It takes a certain strength and considerable good fortune, though perhaps the former is not as uncommon as we might fear, for someone to rise above the vicious impact of The Qarow; to retain any spark of the hope and humour that might keep them kind. Naturally, we are more aware of those to whom these devilish machinations make the most profound changes, who take their pain as license to inflict suffering upon others, but this focus might distract us from more encouraging findings. There are those who win their struggle, though they have to fight for the victory every single day, and there is even some anecdotal evidence that The Qarow can be expunged and destroyed.
Reports of instances where The Qarow have been killed are rare and, given that the work of rooting them out can only take place by while the infected person is sleeping, lack a certain clarity of details. Nevertheless, there seem to be repetitions and consistencies across different cultures which speak - however nebulously - to an underlying truth. They suggest that the practice involves a combination of some kind of sedative, often one with an appropriate ritual or religious significance, and lucid dreaming techniques. The latter intended to keep the subject aware of and grounded in reality as the sedative allows them to delve down into the deepest recesses of their own mind.

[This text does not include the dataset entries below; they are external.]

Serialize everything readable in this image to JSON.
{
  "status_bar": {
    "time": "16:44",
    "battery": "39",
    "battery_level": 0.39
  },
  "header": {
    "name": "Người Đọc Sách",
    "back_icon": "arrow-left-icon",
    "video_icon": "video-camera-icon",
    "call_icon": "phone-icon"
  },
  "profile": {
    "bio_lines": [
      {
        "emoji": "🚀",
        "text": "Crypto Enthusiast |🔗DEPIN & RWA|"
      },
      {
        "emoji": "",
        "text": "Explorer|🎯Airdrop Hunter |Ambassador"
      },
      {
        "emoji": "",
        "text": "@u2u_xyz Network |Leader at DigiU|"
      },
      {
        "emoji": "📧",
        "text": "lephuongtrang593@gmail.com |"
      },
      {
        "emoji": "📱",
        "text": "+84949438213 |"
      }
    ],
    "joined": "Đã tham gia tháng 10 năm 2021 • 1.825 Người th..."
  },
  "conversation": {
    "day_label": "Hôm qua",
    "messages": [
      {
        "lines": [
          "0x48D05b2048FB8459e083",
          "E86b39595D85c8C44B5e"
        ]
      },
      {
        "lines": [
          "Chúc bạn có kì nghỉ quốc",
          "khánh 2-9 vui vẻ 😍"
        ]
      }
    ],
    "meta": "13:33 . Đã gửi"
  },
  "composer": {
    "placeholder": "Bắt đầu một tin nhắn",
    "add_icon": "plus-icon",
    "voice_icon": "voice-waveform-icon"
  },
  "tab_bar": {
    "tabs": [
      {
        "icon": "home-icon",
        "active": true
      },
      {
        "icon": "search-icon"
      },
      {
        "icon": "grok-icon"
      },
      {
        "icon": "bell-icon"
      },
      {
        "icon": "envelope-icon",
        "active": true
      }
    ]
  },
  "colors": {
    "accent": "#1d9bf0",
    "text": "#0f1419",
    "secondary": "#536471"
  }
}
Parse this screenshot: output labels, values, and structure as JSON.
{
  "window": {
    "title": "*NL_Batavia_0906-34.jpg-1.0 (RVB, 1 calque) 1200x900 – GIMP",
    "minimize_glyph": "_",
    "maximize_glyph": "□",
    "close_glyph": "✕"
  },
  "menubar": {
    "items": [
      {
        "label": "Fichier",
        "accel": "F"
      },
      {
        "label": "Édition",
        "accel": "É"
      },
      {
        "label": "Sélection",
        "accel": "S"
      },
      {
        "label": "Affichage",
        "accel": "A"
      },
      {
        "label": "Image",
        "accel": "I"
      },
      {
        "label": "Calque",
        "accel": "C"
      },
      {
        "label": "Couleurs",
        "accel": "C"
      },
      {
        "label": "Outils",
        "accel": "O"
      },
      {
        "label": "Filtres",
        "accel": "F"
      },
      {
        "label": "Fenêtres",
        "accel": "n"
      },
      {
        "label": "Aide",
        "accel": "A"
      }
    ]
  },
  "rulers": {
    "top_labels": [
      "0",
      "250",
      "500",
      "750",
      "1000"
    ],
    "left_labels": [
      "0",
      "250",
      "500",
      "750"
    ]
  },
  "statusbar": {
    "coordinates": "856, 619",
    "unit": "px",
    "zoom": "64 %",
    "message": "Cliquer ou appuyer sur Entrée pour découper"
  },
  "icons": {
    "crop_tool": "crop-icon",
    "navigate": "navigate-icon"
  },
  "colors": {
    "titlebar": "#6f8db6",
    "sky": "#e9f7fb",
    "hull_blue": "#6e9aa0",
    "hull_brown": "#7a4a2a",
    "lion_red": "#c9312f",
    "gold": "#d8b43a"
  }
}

At this point, wresting the source of the nightmares loose from the unconscious is an act of pure will; of conceptualising and overcoming the impossibility of capturing something ephemeral and dragging it back into the waking world. The descriptions of this struggle are, necessarily, as varied as those who have attempted it, even before allowing for the distortions inherent in dreaming, and do not explain much about how they were won. Forced to take on a physical form, The Qarow are exposed. Their apparent strength revealed as a feint, their malformed bodies, pathetic and mewling tangles of little substance, wither to nothing under the glare of the sun; wounds cauterised and sanitised all at once.
The frailty that The Qarow exhibit when torn from the security of intangibility speaks to their parasitic nature, but some have posited a hypothesis that ties them even more closely to their victims. They argue that The Qarow are neither creatures nor curses, that they are not distinct entities at all: They are psychic scar tissues, the result of improperly tended traumas and imperfectly healed spiritual injuries. A consequence of defences overreacting and run amok, creating protective calluses that spread malignant callousness, to this view the removal of The Qarow is a necessary evil. Wounds abraded and reopened to let the poison out, a fresh trauma that leads, unavoidably, to more pain.
Questions as to whether any already-inflicted damage would begin to heal remain unanswered, with some believing that it is impossible to unpick the unaffected memories from those that were irredeemably damaged. Others are more hopeful, and have suggested that The Qarow are not just the architects of ruin, but that they bind the tapestry of lies and inconsistencies together. Properly and completely exorcised, the artifice that remains is fragile and, with the proper care and support, can be torn down almost in its entirety. In either case, there is no potion or panacea to repair what has been done nor, unfortunately, to address whatever pain or trauma drew The Qarow in and allowed them to gain a foothold in the first place.